TASK DIRECTIONS
Look over the entries that follow and work out how many lines contain "Trunking". State the number only.

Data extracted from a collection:
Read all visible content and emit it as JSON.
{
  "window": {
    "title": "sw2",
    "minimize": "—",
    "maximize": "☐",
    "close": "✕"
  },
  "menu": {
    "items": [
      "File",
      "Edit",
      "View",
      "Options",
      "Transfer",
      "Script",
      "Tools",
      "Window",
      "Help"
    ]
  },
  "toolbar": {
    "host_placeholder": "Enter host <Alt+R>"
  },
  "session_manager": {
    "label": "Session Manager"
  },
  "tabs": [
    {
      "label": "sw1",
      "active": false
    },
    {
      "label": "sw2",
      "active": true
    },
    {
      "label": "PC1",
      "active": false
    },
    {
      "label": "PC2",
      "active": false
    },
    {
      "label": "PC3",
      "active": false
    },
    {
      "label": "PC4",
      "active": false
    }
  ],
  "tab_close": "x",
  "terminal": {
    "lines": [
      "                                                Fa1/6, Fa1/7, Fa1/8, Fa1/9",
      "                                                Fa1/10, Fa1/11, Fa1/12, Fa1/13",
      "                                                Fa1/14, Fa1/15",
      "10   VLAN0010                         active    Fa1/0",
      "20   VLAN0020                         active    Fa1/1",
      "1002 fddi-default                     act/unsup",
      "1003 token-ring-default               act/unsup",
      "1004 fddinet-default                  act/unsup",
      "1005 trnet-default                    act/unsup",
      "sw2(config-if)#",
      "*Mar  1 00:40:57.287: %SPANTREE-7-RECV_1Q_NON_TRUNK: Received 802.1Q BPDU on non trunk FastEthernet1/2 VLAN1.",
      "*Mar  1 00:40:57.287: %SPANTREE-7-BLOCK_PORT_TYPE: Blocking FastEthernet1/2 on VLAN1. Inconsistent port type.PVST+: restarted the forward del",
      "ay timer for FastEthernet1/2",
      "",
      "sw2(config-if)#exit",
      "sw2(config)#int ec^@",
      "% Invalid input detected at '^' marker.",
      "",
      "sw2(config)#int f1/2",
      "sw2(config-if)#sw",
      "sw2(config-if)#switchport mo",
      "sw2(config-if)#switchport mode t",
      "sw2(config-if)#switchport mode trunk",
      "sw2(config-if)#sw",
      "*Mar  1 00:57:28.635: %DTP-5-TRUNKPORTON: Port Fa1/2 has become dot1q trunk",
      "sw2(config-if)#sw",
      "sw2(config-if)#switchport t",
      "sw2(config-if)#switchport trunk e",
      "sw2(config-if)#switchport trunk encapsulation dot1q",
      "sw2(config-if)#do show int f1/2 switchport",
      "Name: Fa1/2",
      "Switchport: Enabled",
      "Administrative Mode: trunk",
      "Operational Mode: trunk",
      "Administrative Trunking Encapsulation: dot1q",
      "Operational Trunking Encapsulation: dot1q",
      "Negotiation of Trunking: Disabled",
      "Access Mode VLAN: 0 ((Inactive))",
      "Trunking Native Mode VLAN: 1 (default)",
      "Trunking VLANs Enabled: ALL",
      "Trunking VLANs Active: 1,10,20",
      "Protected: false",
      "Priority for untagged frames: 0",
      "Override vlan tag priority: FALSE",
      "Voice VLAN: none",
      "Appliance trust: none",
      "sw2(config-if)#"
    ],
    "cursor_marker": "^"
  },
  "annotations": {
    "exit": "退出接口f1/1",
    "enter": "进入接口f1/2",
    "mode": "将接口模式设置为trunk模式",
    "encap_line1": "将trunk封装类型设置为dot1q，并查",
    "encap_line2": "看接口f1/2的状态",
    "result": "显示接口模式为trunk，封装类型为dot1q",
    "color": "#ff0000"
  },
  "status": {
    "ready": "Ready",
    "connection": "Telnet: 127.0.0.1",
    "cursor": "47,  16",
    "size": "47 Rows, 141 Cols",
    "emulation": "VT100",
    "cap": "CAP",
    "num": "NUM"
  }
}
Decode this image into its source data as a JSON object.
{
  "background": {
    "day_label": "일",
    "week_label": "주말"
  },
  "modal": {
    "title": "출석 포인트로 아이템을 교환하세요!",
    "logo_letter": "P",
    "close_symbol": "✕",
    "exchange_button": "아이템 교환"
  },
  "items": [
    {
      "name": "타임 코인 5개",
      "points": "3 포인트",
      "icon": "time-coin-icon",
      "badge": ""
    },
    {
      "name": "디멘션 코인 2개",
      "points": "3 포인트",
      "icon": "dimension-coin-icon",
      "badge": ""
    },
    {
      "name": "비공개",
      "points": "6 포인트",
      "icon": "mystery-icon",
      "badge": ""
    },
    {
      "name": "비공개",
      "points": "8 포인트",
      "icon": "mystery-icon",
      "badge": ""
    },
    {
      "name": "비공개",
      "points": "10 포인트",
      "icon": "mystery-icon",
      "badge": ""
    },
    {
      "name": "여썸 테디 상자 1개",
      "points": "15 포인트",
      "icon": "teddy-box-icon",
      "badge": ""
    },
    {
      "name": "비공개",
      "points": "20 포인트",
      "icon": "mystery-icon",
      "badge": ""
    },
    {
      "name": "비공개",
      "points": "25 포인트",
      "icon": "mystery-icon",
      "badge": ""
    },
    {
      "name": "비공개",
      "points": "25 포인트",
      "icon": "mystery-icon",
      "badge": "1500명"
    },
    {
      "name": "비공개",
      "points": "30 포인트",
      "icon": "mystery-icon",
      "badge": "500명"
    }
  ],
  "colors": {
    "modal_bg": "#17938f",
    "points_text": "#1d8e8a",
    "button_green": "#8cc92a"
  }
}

TASK SOLUTION
6